One of our readers wanted to know if refrigerator water filters were adequate or if they would be better off with an under counter water filter. It’s a question that many people struggle with.
Is your refrigerator water filter good enough to produce clean drinking water for you and your family?
Of course, there’s no simple answer because the answer depends on the following:
- the contaminants you want to remove
- the quality of the refrigerator water filter
Limitations of Refrigerator Water Filters
If you want to remove the most contaminants possible including Arsenic, Fluoride, Nitrate and Nitrite, Barium, Selenium, and Radium, even the best refrigerator filters aren’t able to remove these contaminants.
Because refrigerator filters use only a carbon filter and carbon filters have limitations on contaminant removal. So, if you want maximum contaminant removal, then you’ll need to opt for a carbon filter with a reverse osmosis filter or a carbon filter combined with another media. Although many carbon filters are highly effective, there’s a limit to the type of contaminants these filters can remove.
If you’re not worried about the contaminants listed above, then you might be fine with a refrigerator filter. But, you need to gather information about the filter. We recommend buying filters that are NSF certified. NSF certification means that a trusted third-party lab has verified the manufacturers’ claims.
Why are testing and certification important?

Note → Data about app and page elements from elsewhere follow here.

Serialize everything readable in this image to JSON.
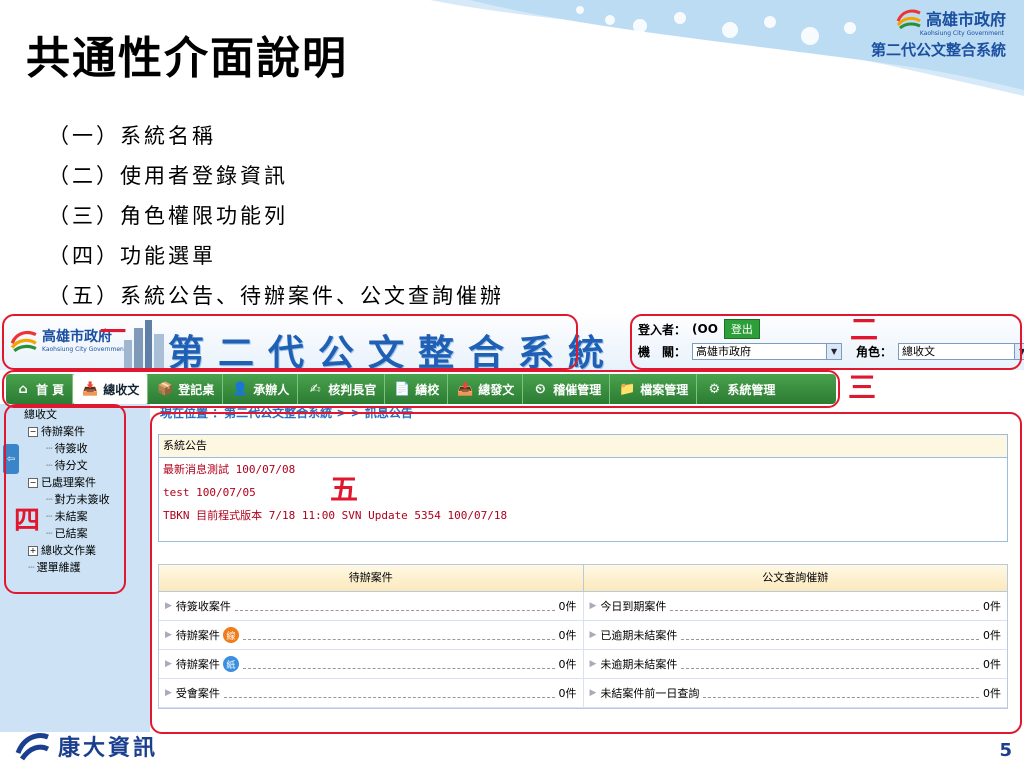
{
  "slide": {
    "title": "共通性介面說明",
    "outline": [
      "（一）系統名稱",
      "（二）使用者登錄資訊",
      "（三）角色權限功能列",
      "（四）功能選單",
      "（五）系統公告、待辦案件、公文查詢催辦"
    ],
    "brand_name": "高雄市政府",
    "brand_sub": "Kaohsiung City Government",
    "brand_system": "第二代公文整合系統",
    "page_number": "5",
    "footer_company": "康大資訊"
  },
  "annotations": {
    "one": "一",
    "two": "二",
    "three": "三",
    "four": "四",
    "five": "五"
  },
  "app": {
    "logo_name": "高雄市政府",
    "logo_sub": "Kaohsiung City Government",
    "title": "第二代公文整合系統",
    "login_label": "登入者：",
    "login_user": "(OO",
    "logout_label": "登出",
    "agency_label": "機　關：",
    "agency_value": "高雄市政府",
    "role_label": "角色：",
    "role_value": "總收文"
  },
  "menu": [
    {
      "label": "首 頁",
      "icon": "home-icon",
      "glyph": "⌂",
      "active": false
    },
    {
      "label": "總收文",
      "icon": "inbox-icon",
      "glyph": "📥",
      "active": true
    },
    {
      "label": "登記桌",
      "icon": "desk-icon",
      "glyph": "📦",
      "active": false
    },
    {
      "label": "承辦人",
      "icon": "person-icon",
      "glyph": "👤",
      "active": false
    },
    {
      "label": "核判長官",
      "icon": "stamp-icon",
      "glyph": "✍",
      "active": false
    },
    {
      "label": "繕校",
      "icon": "document-icon",
      "glyph": "📄",
      "active": false
    },
    {
      "label": "總發文",
      "icon": "outbox-icon",
      "glyph": "📤",
      "active": false
    },
    {
      "label": "稽催管理",
      "icon": "clock-icon",
      "glyph": "⏲",
      "active": false
    },
    {
      "label": "檔案管理",
      "icon": "folder-icon",
      "glyph": "📁",
      "active": false
    },
    {
      "label": "系統管理",
      "icon": "settings-icon",
      "glyph": "⚙",
      "active": false
    }
  ],
  "sidebar": {
    "collapse_glyph": "⇦",
    "tree": [
      {
        "label": "總收文",
        "level": 0,
        "box": ""
      },
      {
        "label": "待辦案件",
        "level": 1,
        "box": "−"
      },
      {
        "label": "待簽收",
        "level": 2,
        "box": ""
      },
      {
        "label": "待分文",
        "level": 2,
        "box": ""
      },
      {
        "label": "已處理案件",
        "level": 1,
        "box": "−"
      },
      {
        "label": "對方未簽收",
        "level": 2,
        "box": ""
      },
      {
        "label": "未結案",
        "level": 2,
        "box": ""
      },
      {
        "label": "已結案",
        "level": 2,
        "box": ""
      },
      {
        "label": "總收文作業",
        "level": 1,
        "box": "+"
      },
      {
        "label": "選單維護",
        "level": 1,
        "box": ""
      }
    ]
  },
  "content": {
    "breadcrumb": "現在位置 ：第二代公文整合系統 > > 訊息公告",
    "notice_header": "系統公告",
    "notices": [
      "最新消息測試 100/07/08",
      "test 100/07/05",
      "TBKN 目前程式版本 7/18 11:00 SVN Update 5354 100/07/18"
    ],
    "left_header": "待辦案件",
    "right_header": "公文查詢催辦",
    "rows": [
      {
        "left": "待簽收案件",
        "left_badge": "",
        "left_count": "0件",
        "right": "今日到期案件",
        "right_count": "0件"
      },
      {
        "left": "待辦案件",
        "left_badge": "線",
        "left_count": "0件",
        "right": "已逾期未結案件",
        "right_count": "0件"
      },
      {
        "left": "待辦案件",
        "left_badge": "紙",
        "left_count": "0件",
        "right": "未逾期未結案件",
        "right_count": "0件"
      },
      {
        "left": "受會案件",
        "left_badge": "",
        "left_count": "0件",
        "right": "未結案件前一日查詢",
        "right_count": "0件"
      }
    ]
  }
}
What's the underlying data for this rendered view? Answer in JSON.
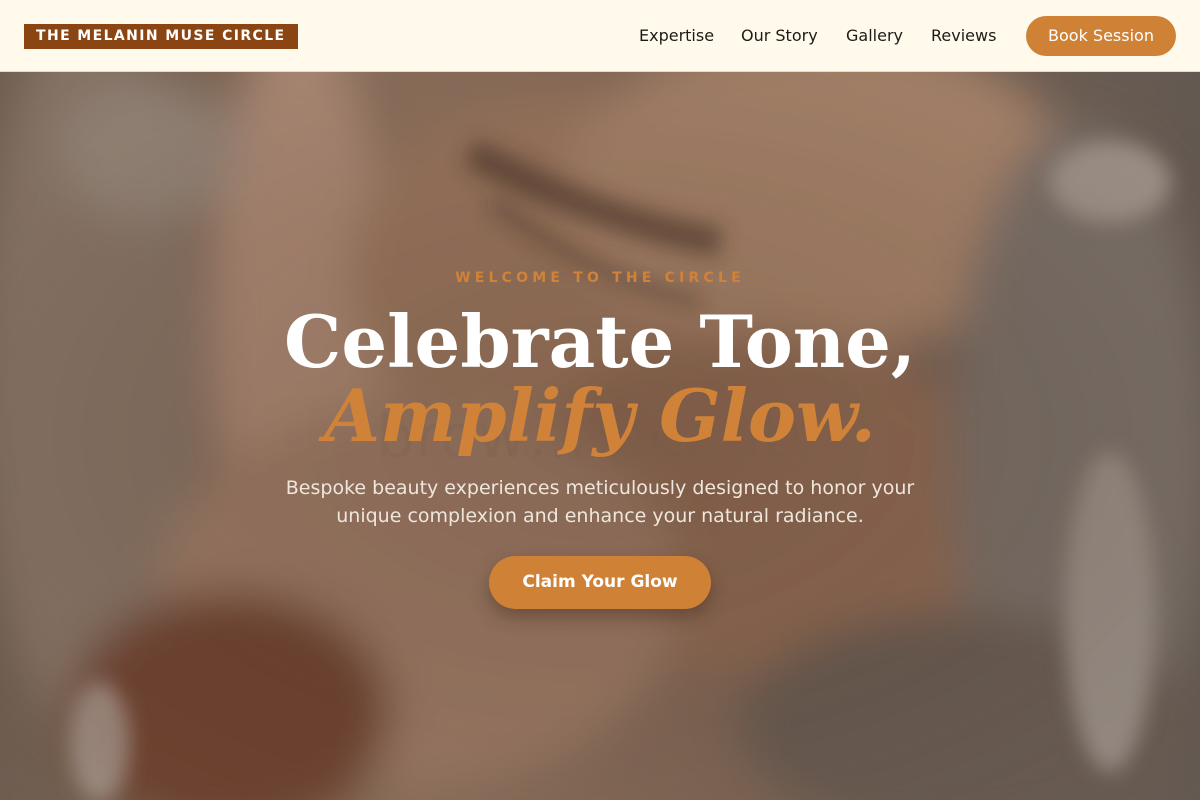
{
  "header": {
    "brand": "THE MELANIN MUSE CIRCLE",
    "nav": [
      {
        "label": "Expertise"
      },
      {
        "label": "Our Story"
      },
      {
        "label": "Gallery"
      },
      {
        "label": "Reviews"
      }
    ],
    "cta_label": "Book Session"
  },
  "hero": {
    "eyebrow": "WELCOME TO THE CIRCLE",
    "headline_line1": "Celebrate Tone,",
    "headline_line2": "Amplify Glow.",
    "background_text": "brow… beauty",
    "subtext": "Bespoke beauty experiences meticulously designed to honor your unique complexion and enhance your natural radiance.",
    "cta_label": "Claim Your Glow"
  },
  "colors": {
    "accent": "#cf8136",
    "brand_bg": "#8b4513",
    "header_bg": "#fffaec",
    "heading_text": "#ffffff"
  }
}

Many water filter manufacturers make claims of being the best, but not all take the next step to prove their filter’s performance. If a manufacturer really believes in their product, they get it tested and certified by NSF. And, they make those test results available on their website for your review.
If their product is not tested and performance results aren’t available, you’ve got to ask yourself why.
You Must Find & Read the Fine Print
For refrigerator water filters, the two relevant certifications are NSF 42-Aesthetic Effects and NSF 53-Health Effects. You’ll want to choose one that has both certifications. Here’s the catch, though. It’s not enough to just check for certifications, you need to read the results.
Yes, it’s a lot of fine print!
But even with NSF certification, the quality of the filters can vary widely. For instance, some filters may only be certified to remove 6 or 7 contaminants while others are certified to remove over 50. You’ll also want to pay attention to the level of contaminant reduction. Once again, there can be wide variations. Some may only reduce a contaminant by 50% and others may reduce it by 95%.
The Typical Water Filter Disclosure is Inadequate
Here’s a typical refrigerator water filter effectiveness disclosure:
- This filter is NSF-certified to reduce lead, asbestos, chlorine taste, and odor, sediment and trace pharmaceuticals.*
- *Contaminant reduction certified by NSF.
- Reduces lead, asbestos, chlorine taste, and odor, sediment, and pharmaceuticals
- NSF Certified
It’s really not enough information, right?
Although, it’s good to know it reduces lead and chlorine, but it doesn’t say how much. And, you’d probably like to know if it’s going to reduce 50% of lead or 99%.
It’s great that it is NSF certified, but you don’t have the report outlining the results. Plus, there’s another issue here. If your water department uses chloramines as a water disinfectant instead of chlorine, then this filter won’t reduce the water disinfectant. And, about 20% of water departments use chloramines as a water disinfectant rather than chlorine.
What you really need is a copy of the third-party testing results. Here’s an example of a test report below from an Austin Springs’ filter.
With this report, you’ll know exactly what kind of filtration you are getting.
To summarize, a refrigerator water filter may work for you depending on the contaminants you want to remove as well as the quality of the filter. But, you’ve got some work to do!
Need help? Contact us.